The Chinese paddlefish was officially declared extinct by the IUCN in July 2022. On this page you can find out all about this large, migratory fish, and the factors that contributed to its downfall…
Also known as the Chinese swordfish, the Chinese paddlefish was a large, predatory fish found in China’s Yangtze and Yellow River basins. It was a member of the paddlefish family, Polyodontidae, which now contains only one living species: the American paddlefish.
Size & Physical Description
The most distinctive feature of the Chinese paddlefish was its elongated rostrum (snout). This is a feature of all paddlefish, which are named for the paddle-like appearance of their rostrums.
The rostrum of the Chinese paddlefish was narrow and sword-like (unlike that of the American paddlefish, which is broad and more like a paddle).
The large rostrum is believed to be an adaptation to improve the fish’s electroreceptive ability. Like a shark, the Chinese paddlefish possessed the ability to sense electrical fields produced by the muscles of its prey.
A large fish, the Chinese paddlefish typically reached lengths of around 10 ft / 3m, although reports of specimens reaching lengths of 23 ft / 7 m are known. Up to one third of the fish’s total body length was taken up by the rostrum.
The dorsal and anal fins were located relatively far back on the body, giving the fish a sleek, streamlined appearance. The upper body was brown-gray in color, the undersides white. The body was smooth, and scaleless apart from the tail.
The Chinese paddlefish had protrusible jaws, which could extend forwards from the mouth in order to capture prey. The jaws contained numerous small teeth.
Family & Related Species
The Chinese paddlefish belonged to the paddlefish family, Polyodontidae. The species’ recent extinction means that only one member of the family remains: the American paddlefish Polyodon spathula.
Four other extinct paddlefish species are known from their fossils alone.
The closest living relatives of the paddlefish are 27 species of sturgeon that make up the sturgeon family, Acipenseridae.

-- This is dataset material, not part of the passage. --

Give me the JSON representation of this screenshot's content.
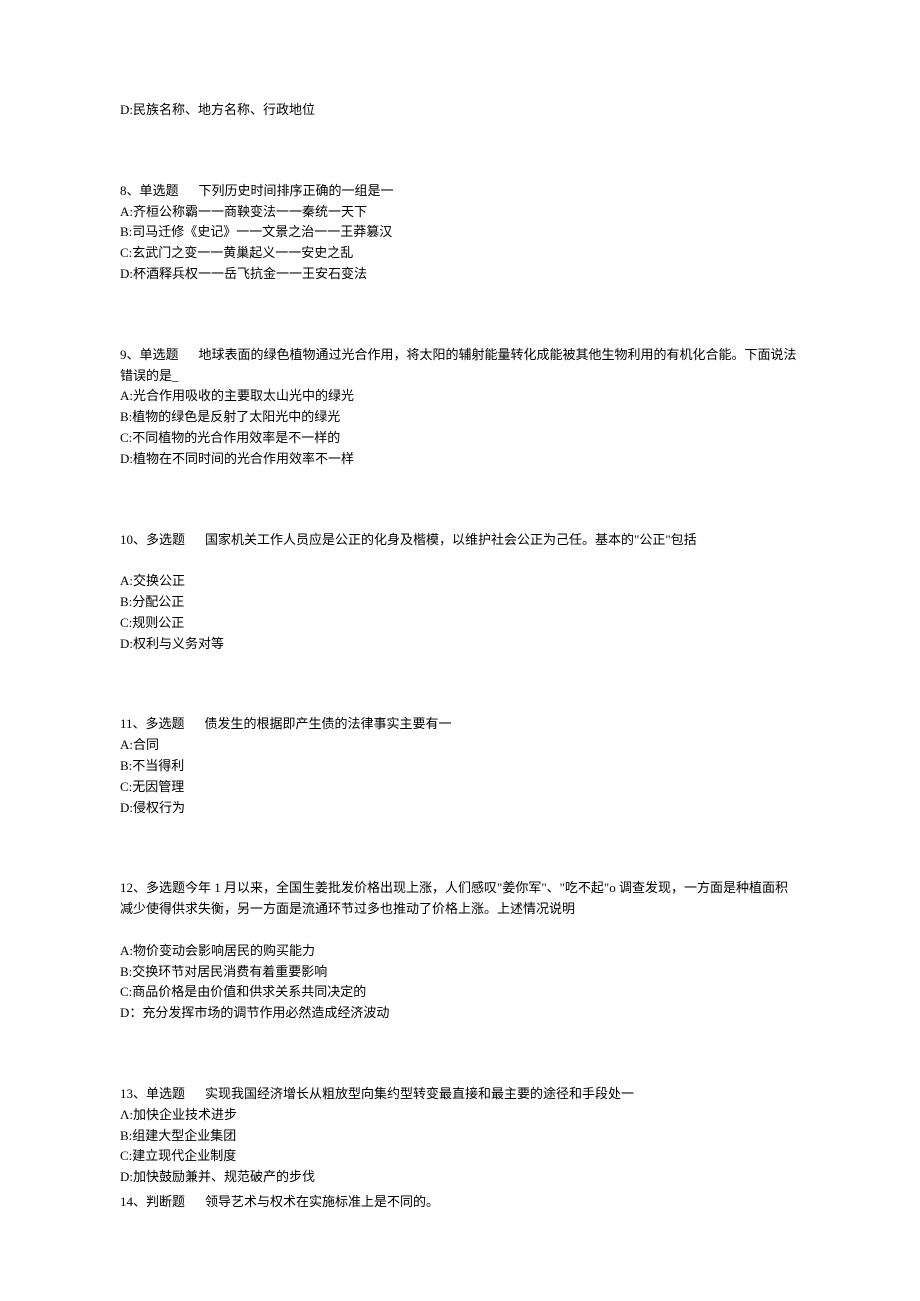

The skeletons of both paddlefishes and sturgeons consist mainly of cartilage rather than of bone, although both members belong to the ray-finned, bony fish class, Actinopterygii. The members of both families also have electroreceptive organs.
Lifestyle & Diet
The Chinese paddlefish was anadromous, hatching in freshwater and migrating downriver to brackish* estuaries before returning upriver to spawn. Spawning fish were found to be from 8 to 12 years of age.
* Where freshwater meets saltwater.
A strong swimmer, the Chinese paddlefish was usually found swimming in the middle to lower levels of large rivers.
The Chinese paddlefish was a piscivore (fish-eater), feeding on small and medium-sized species such as anchovies, gobies and catfish. It hunted using its electroreceptive abilities.
The Chinese paddlefish became extinct due to overfishing and habitat degradation – most notably the construction of dams across its migratory route.
The species’ decline began to accelerate at the end of the 20th century, and the Chinese paddlefish was last reported in the Yellow river basin in the ‘60’s.
In the Yangtze basin, annual catches of 25 tonnes of Chinese paddlefish continued into the ‘70’s, highlighting the speed of the species’ decline.
In 1981, the construction of the Gezhouba Dam in the middle reaches of the Yangtze prevented the paddlefish from migrating to the river’s upper reaches to spawn.
Although the Chinese paddlefish’s decline had already begun, the construction of the Gezhouba Dam and others is seen as being one of the main causes of the fish’s eventual extinction.
Unsuccessful attempts were made to breed the species in captivity, and the last living Chinese paddlefish was recorded in 2003.
An assessment made by the IUCN in 2019 failed to find any living individuals, and in July 2022 the Chinese paddlefish was officially declared extinct.